First published in the Ukrainian Weekly, July 1, 2012:
L’viv-born economist, Ludwig Von Mises made the case that capitalism forces people, even enemies, to cooperate and serve one another. This is so evident, we often fail to see it.
Consider buying something at a store. It is typical for both customer and cashier to say “thank you.” This mutual expression of gratitude reflects how both parties benefit. The customer receives his product, and the cashier, on behalf of the owner, the customer’s money. They are both happier and the world becomes a better place.
The mutual benefit only occurs for businesses relying on voluntary patronage. It doesn’t exist where people profit from tax dollars — for example, at the train station. This brings me to my personal experience buying tickets in Kyiv’s “Vokzal.”
I was been told you can buy tickets online in Ukraine, but the website looks confusing. You must register. Also, after you buy them online, you go to the train station and cut in front of the many exhausted travelers waiting on long lines just to receive online-purchased train ticket. I can’t imagine doing that. So, for my stay in Ukraine, I’ve resorted to standing on lines at train stations to purchase tickets.
For my non-Ukrainian readers, let me clarify how horrible this experience is: The station is perpetually crowded and smells like body odor. By my estimate, the average wait in Kyiv is thirty minutes. You have to demonstrate your capitulation to the system by stooping to speak through a little portal to the impatient clerk. You have no idea what train tickets are available or how much they cost until you get there. A decision must be made the instant you get the information and there doesn’t seem to be any way to get an overview of what’s available.
You ask for Thursday night, they tell you, very rapidly what’s leaving on Thursday night, which types of cabins, times of travel and cost. It’s an awfully large amount of information to process quickly, especially for non-native speakers and especially if you’re a nice person sensitive to the impatience of the people behind you.
It gets worse.
On a recent visit to the train station a young man asked to cut in front of me, just as I reached the front of the line. Perhaps he had bought a ticket online. “Thirty seconds,” he said. I nodded. Good manners are only a weakness in a bureaucratically managed enterprise.
He was indeed finished in thirty seconds, but a lady sensed her opportunity and asserted her place behind the young man. I told her she couldn’t cut, and even posted my arm, but she snuck around my other side as soon as he finished.
She jumped straight into a heated argument with the clerk. The clerk refused something but she wouldn’t accept it and kept arguing. Eventually, the clerk put a cardboard sign in the window that read “Technical break,” dropped the venetian blinds, and left her booth, switching off the light.
This shouldn’t have caught me by surprise.
Various times are printed on the glass of the booth. Though they weren’t labeled, I’ve since learned these were the technical breaks. Each booth has five or six technical breaks during the day and they range from ten to sixty minutes in duration.
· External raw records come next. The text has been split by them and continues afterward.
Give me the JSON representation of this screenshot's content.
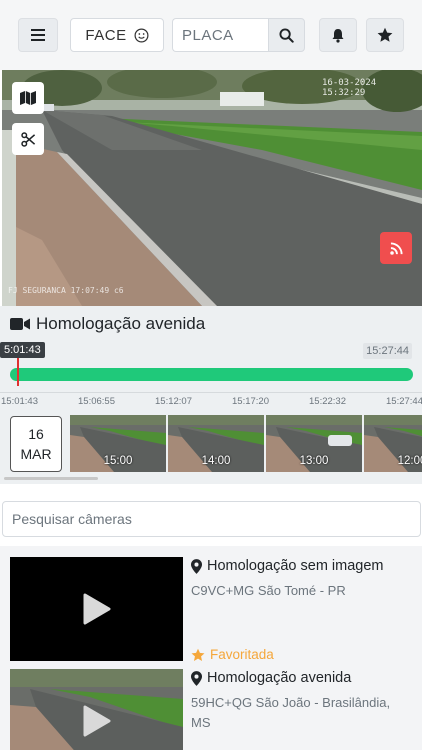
{
  "header": {
    "face_label": "FACE",
    "plate_placeholder": "PLACA"
  },
  "video": {
    "overlay_timestamp": "16-03-2024 15:32:29",
    "overlay_camera": "FJ SEGURANCA 17:07:49 c6"
  },
  "camera": {
    "title": "Homologação avenida"
  },
  "timeline": {
    "start_time": "5:01:43",
    "end_time": "15:27:44",
    "ticks": [
      "15:01:43",
      "15:06:55",
      "15:12:07",
      "15:17:20",
      "15:22:32",
      "15:27:44"
    ],
    "date_day": "16",
    "date_month": "MAR",
    "thumbnails": [
      "15:00",
      "14:00",
      "13:00",
      "12:00"
    ]
  },
  "search": {
    "placeholder": "Pesquisar câmeras"
  },
  "camera_list": [
    {
      "name": "Homologação sem imagem",
      "address": "C9VC+MG São Tomé - PR",
      "favorite_label": "Favoritada"
    },
    {
      "name": "Homologação avenida",
      "address": "59HC+QG São João - Brasilândia, MS"
    }
  ],
  "colors": {
    "timeline_bar": "#1fc97a",
    "marker": "#e03131",
    "rss_button": "#f04e4e",
    "favorite": "#f5a73b"
  }
}
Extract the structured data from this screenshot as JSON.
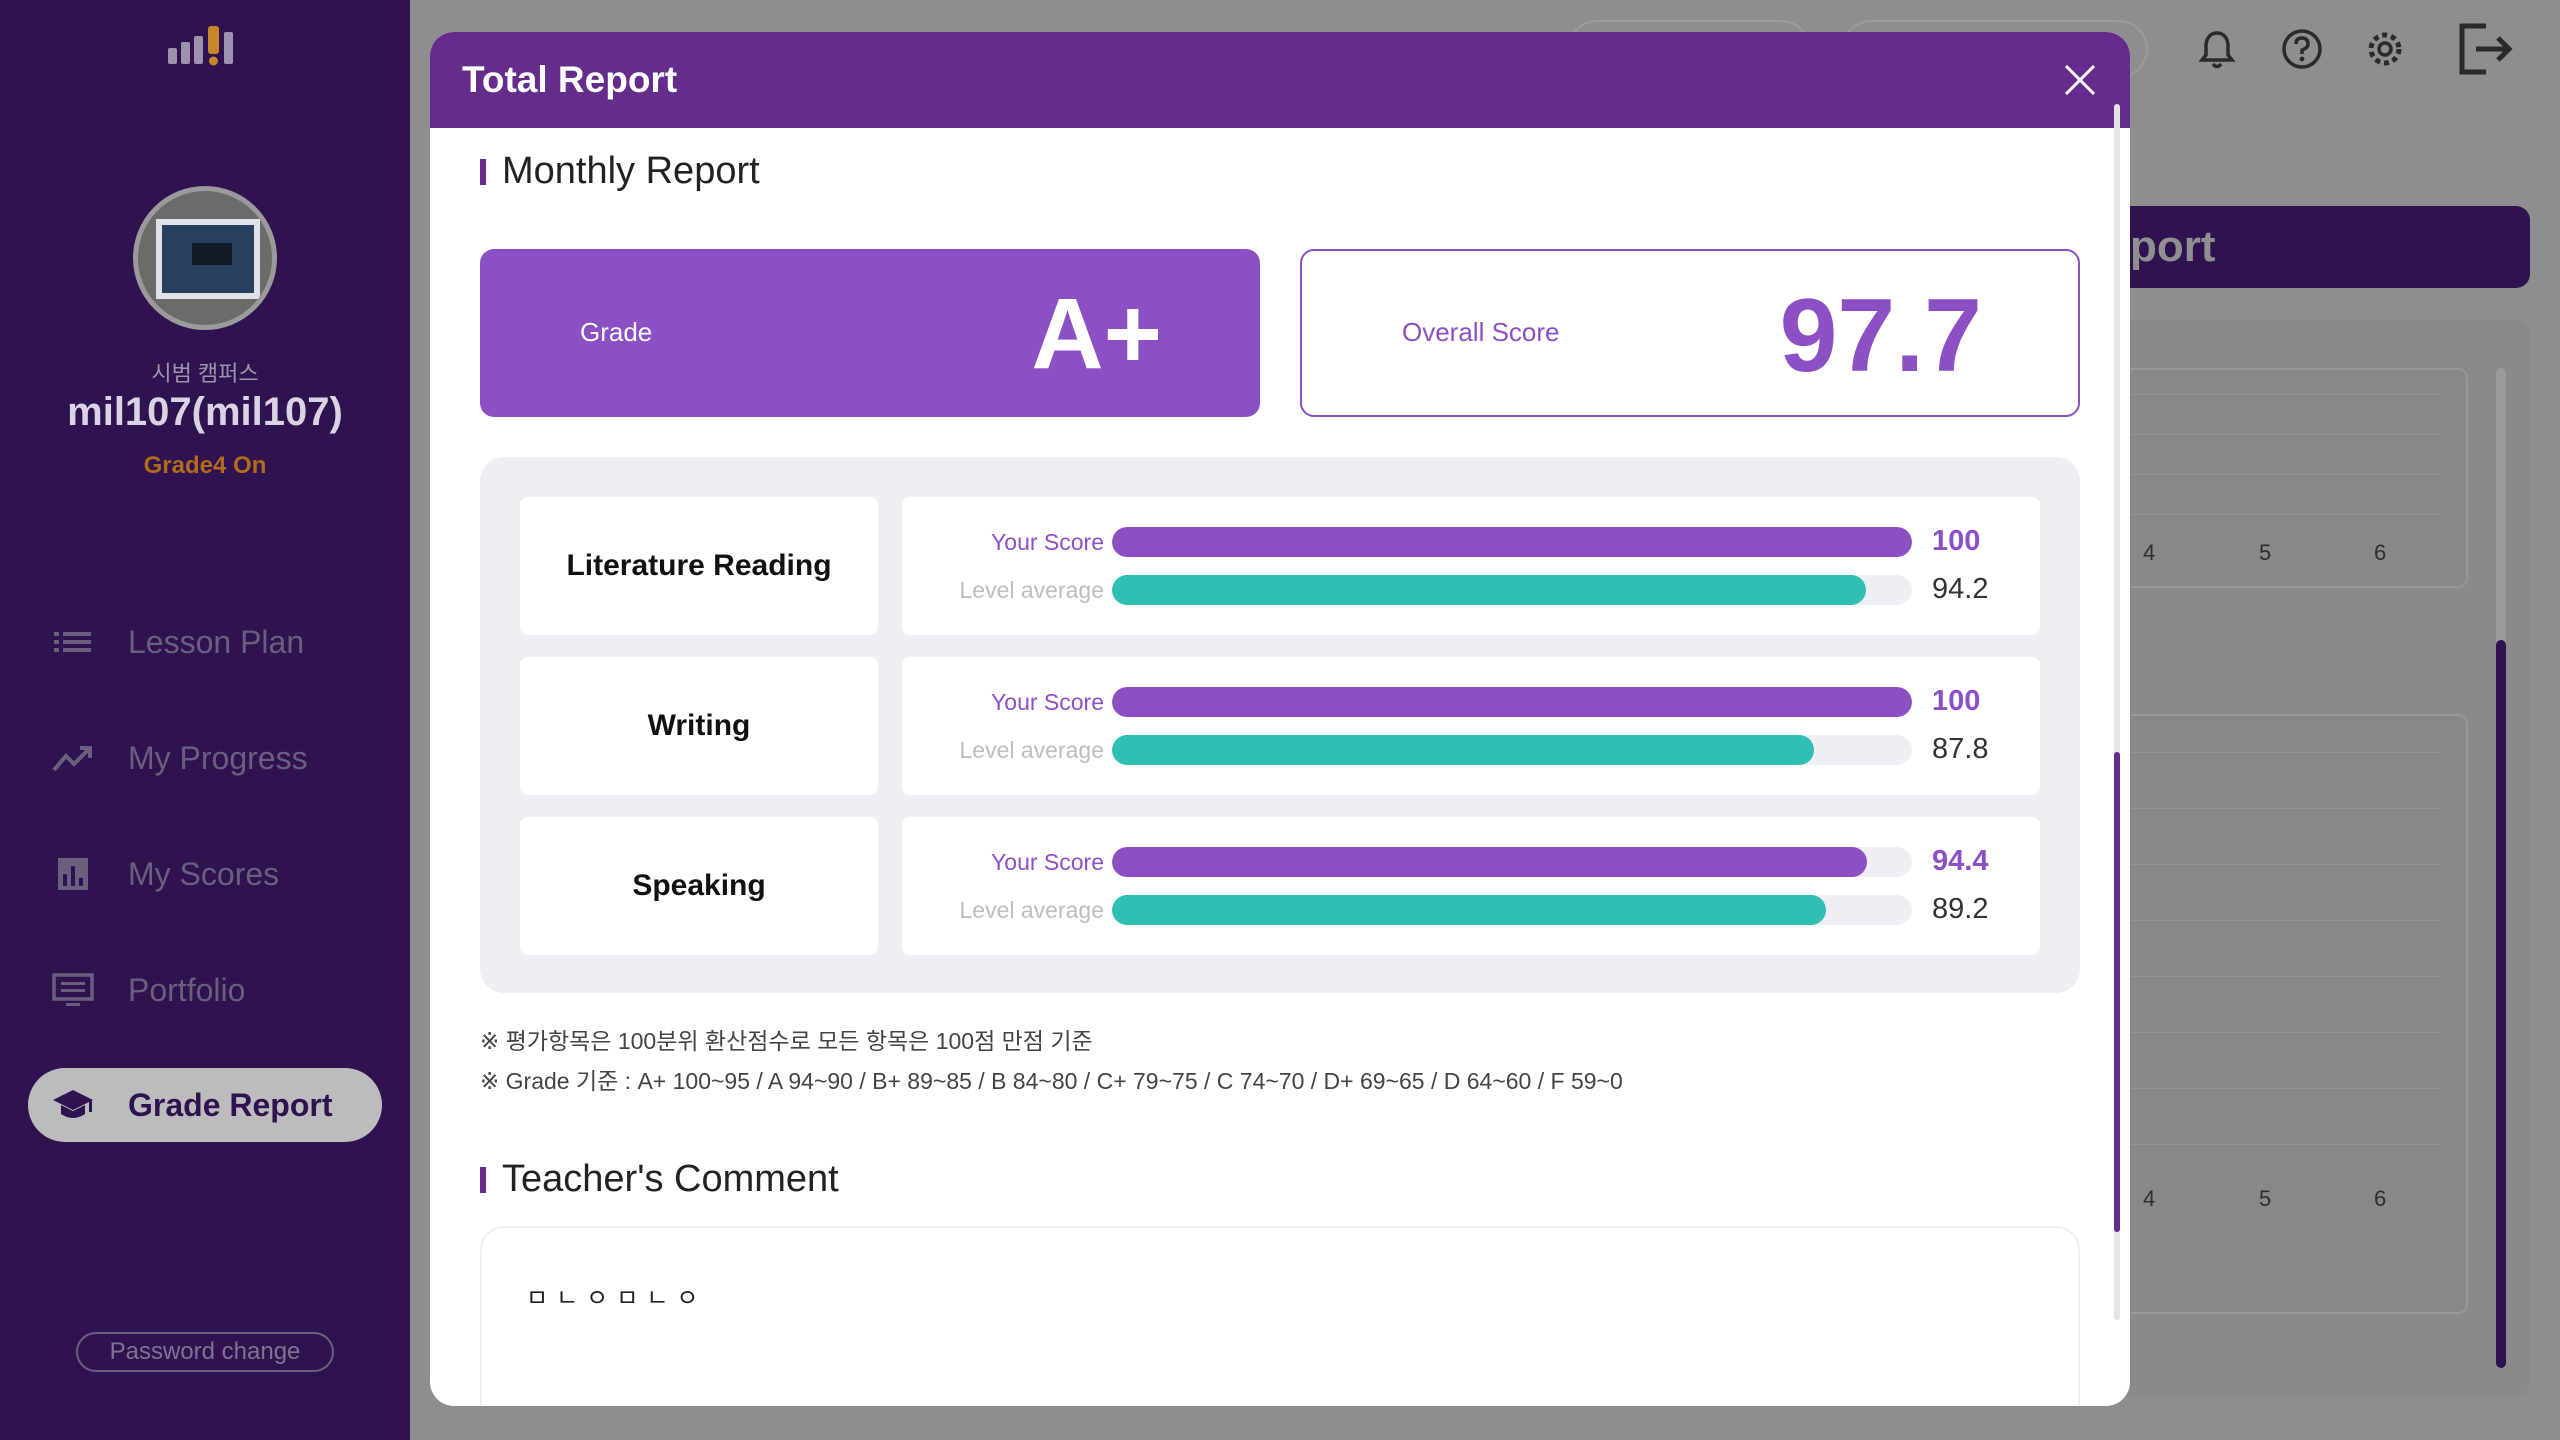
{
  "sidebar": {
    "campus": "시범 캠퍼스",
    "user_name": "mil107(mil107)",
    "grade_status": "Grade4 On",
    "nav": [
      {
        "label": "Lesson Plan",
        "icon": "list-icon"
      },
      {
        "label": "My Progress",
        "icon": "trend-icon"
      },
      {
        "label": "My Scores",
        "icon": "bar-chart-icon"
      },
      {
        "label": "Portfolio",
        "icon": "monitor-icon"
      },
      {
        "label": "Grade Report",
        "icon": "graduation-cap-icon"
      }
    ],
    "active_item": "Grade Report",
    "password_change": "Password change"
  },
  "background": {
    "banner_text": "port",
    "chart_ticks_top": [
      "4",
      "5",
      "6"
    ],
    "chart_ticks_bottom": [
      "4",
      "5",
      "6"
    ]
  },
  "modal": {
    "title": "Total Report",
    "monthly_title": "Monthly Report",
    "grade_label": "Grade",
    "grade_value": "A+",
    "overall_label": "Overall Score",
    "overall_value": "97.7",
    "your_score_label": "Your Score",
    "level_average_label": "Level average",
    "subjects": [
      {
        "name": "Literature Reading",
        "your_score": "100",
        "level_average": "94.2",
        "your_frac": 1.0,
        "avg_frac": 0.942
      },
      {
        "name": "Writing",
        "your_score": "100",
        "level_average": "87.8",
        "your_frac": 1.0,
        "avg_frac": 0.878
      },
      {
        "name": "Speaking",
        "your_score": "94.4",
        "level_average": "89.2",
        "your_frac": 0.944,
        "avg_frac": 0.892
      }
    ],
    "note_1": "※ 평가항목은 100분위 환산점수로 모든 항목은 100점 만점 기준",
    "note_2": "※ Grade 기준 : A+ 100~95 / A 94~90 / B+ 89~85 / B 84~80 / C+ 79~75 / C 74~70 / D+ 69~65 / D 64~60 / F 59~0",
    "comment_title": "Teacher's Comment",
    "comment_text": "ㅁㄴㅇㅁㄴㅇ"
  },
  "colors": {
    "header": "#652c8b",
    "accent": "#8c50c4",
    "teal": "#2fbfb3",
    "sidebar": "#2f1350"
  }
}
This one was supposed to be twenty minutes long, and I decided to wait it out rather than move to a different line. She returned on time, but then spent five minutes counting money with another lady. When I finally had her attention, she told me that nothing was available on the day I wanted to travel, or the day after that. I couldn’t make an immediate decision about what to do, so I left empty handed.
Most Ukrainians would probably think: “Of course, that it how it works at the train station. That is how it always worked, and that is how it will always be until the end of time. There is no alternative.”
One must be able to imagine progress before achieving it. Imagine a supermarket. I shop at the Mega Market near Olympiski Stadium metro station. In fact, I went there just to cheer myself up after my failure at the train station. I like choices. I like polite people.
At Mega Market, I don’t have to ask which products are available. They are advertised with beautiful pictures and sometimes, attractive people hand me leaflets as I wander the aisles at my own leisurely pace. I get free samples. I can touch, hold and even smell things before I buy them. The biggest miracle of all, however, may be the checkout.
There is no glass between me and clerk. I don’t have to stoop. They smile and demonstrate good manners. They never take technical breaks. A girl only leaves her station when her replacement arrives. Even if they did take breaks, it wouldn’t matter because the lines are always short. Do train station bureaucrats stumble through supermarkets in utter awe? Do they consider the managers there to be super-human geniuses?
Economist Frederick Hayek distinguished between two economies in every society. There is the voluntary economy, where exchanges rely on voluntary patronage, and there is the coercive economy — so called because it runs on taxes which are collected coercively. For the sake of good manners, peace, and making the most of the little time each of has on this Earth, we should remember how we are treated by each.